There is an easy technique to copy a single formula and paste it without affecting relative references but what if you wanted to paste lots of formulas?
Here’s another way to create a Step Chart. This one is quicker. I wrote previously about using a scatter plot and error bars but it required a lot of chart changes. This one hacks a line chart and requires no chart changes.
Let’s say you have a filtered list and in each of the filtered cells you want to enter a sequential number, but in the hidden rows you don’t want to enter anything. There is a way, but it takes a few steps.
When you create a checkbox you need to link it to a cell on a sheet to be able to use its result. The user could overwrite that linked cell with a value or text and affect formulas that are using the checkbox linked cell. You can add a validation to make sure the linked cell only contains TRUE or FALSE.

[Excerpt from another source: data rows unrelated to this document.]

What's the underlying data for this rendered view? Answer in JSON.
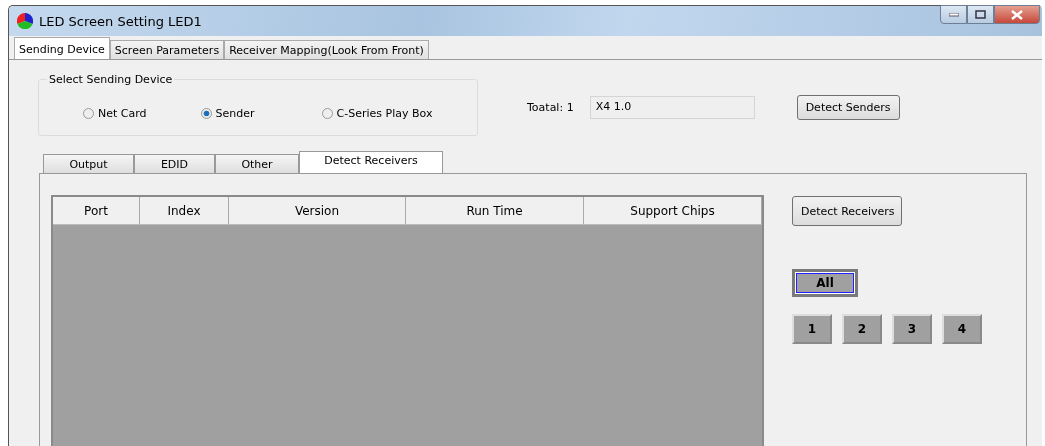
{
  "window": {
    "title": "LED Screen Setting LED1"
  },
  "tabs": [
    {
      "label": "Sending Device",
      "selected": true
    },
    {
      "label": "Screen Parameters",
      "selected": false
    },
    {
      "label": "Receiver Mapping(Look From Front)",
      "selected": false
    }
  ],
  "sending_device": {
    "legend": "Select Sending Device",
    "options": [
      {
        "label": "Net Card",
        "selected": false
      },
      {
        "label": "Sender",
        "selected": true
      },
      {
        "label": "C-Series Play Box",
        "selected": false
      }
    ]
  },
  "total": {
    "label": "Toatal: 1",
    "value": "X4 1.0"
  },
  "detect_senders": "Detect Senders",
  "sub_tabs": [
    {
      "label": "Output",
      "selected": false
    },
    {
      "label": "EDID",
      "selected": false
    },
    {
      "label": "Other",
      "selected": false
    },
    {
      "label": "Detect Receivers",
      "selected": true
    }
  ],
  "table": {
    "columns": [
      "Port",
      "Index",
      "Version",
      "Run Time",
      "Support Chips"
    ]
  },
  "detect_receivers": "Detect Receivers",
  "all_button": {
    "label": "All",
    "selected": true
  },
  "port_buttons": [
    {
      "label": "1",
      "selected": false
    },
    {
      "label": "2",
      "selected": false
    },
    {
      "label": "3",
      "selected": false
    },
    {
      "label": "4",
      "selected": false
    }
  ]
}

Gauge charts are not a standard chart in Excel and are quite complex to create. Gauge charts should be avoided for dashboards.
My free Excel webinar for June 2018 covered Copy and Paste Tips and Tricks. Download the materials using the button below and watch the video.
The session focuses on the Paste Special dialog plus a little known pasting feature that is great for dashboards.
It covers the hows and whys of
- Paste Values, Paste Formulas, Paste Formats
- Converting negative to positives
- Fixing Text numbers in-situ
- Applying a Factor to a range
- Paste Link – how and why to use it
- Transpose (switching rows to columns and visa-versa)
- Paste Picture Link (great for dashboards)
The session includes lots of keyboard shortcuts. As always, I shared a few other tips during the session.
My free Excel webinar for May 2018 covered Text functions. Download the materials using the button below and watch the video.
You know how well Excel handles numbers, but not everyone knows that Excel has built-in functions and features to work with text as well. This session covers Excel’s text functions and features, in it you will learn
- the different techniques to split text
- techniques to extract text from text
- how to easily join text
- techniques for tweaking text for dates, numbers, upper and lower case
- the formulas for extracting sheet and file names
- two new Excel 2016 functions for combining text from ranges
As always, I will be sharing a few other tips during the session.
Malcolm Gladwell’s book Outliers is a great read – I reviewed it here. Its premise is that some outliers (events that are far outside “normal” expectations) have causes and hence are worthy of investigation. Excel have some functions that can help identify outliers in your data.
Recently a client wanted help in summarising a large data list of employees. They wanted to identify the years of service in terms of 5, 10, 15 years and other milestone years based on a start date.
In Excel it is quite common to test a cell for either a zero or a blank. If either of these two entries are found then you do a particular calculation. There is an easy way to handle this.
I recently read a blog post about using Excel for SEO (Search Engine Optimisation). It mentioned a function to extract a domain from a URL. The function was from Google docs, not Excel. So I wrote an Excel formula to extract the domain from their list of URLs.
Rounded values in Excel can pose a few issues. There is a formula you can use that can round a range of values and then SUM the results. This can be used as a check total for rounded values.
Let’s say you have codes that have differing numbers of characters and you need to analyse them based on how many characters a code has. There is one function that can SUM and COUNT based on the number of characters in a code.
Getting dates into order is usually a job for Power Query, but not everyone has it or uses it so I still get requests for formulas to fix text dates.
Excel 2016 has introduced a new type of IF function to simplify handling multiple conditions. It is called IFS.
When creating ranges of formulas that you want to copy down, you sometimes have a trade off in the use of fixed and relative references. If you need to create a relative reference that acts like a fixed reference you can use a trick.
Formatted Tables are great but there is an issue when it comes to copying formula that use the table names (Structured References). There are two techniques that cope with this limitation.
When you create formulas that refer to other sheets Excel typically includes the name of the current sheet when you return to the current sheet and refer to a cell.
We’ve all heard the term “A month of Sundays” to describe a long time. Well what if you wanted to count how many Sundays between two dates?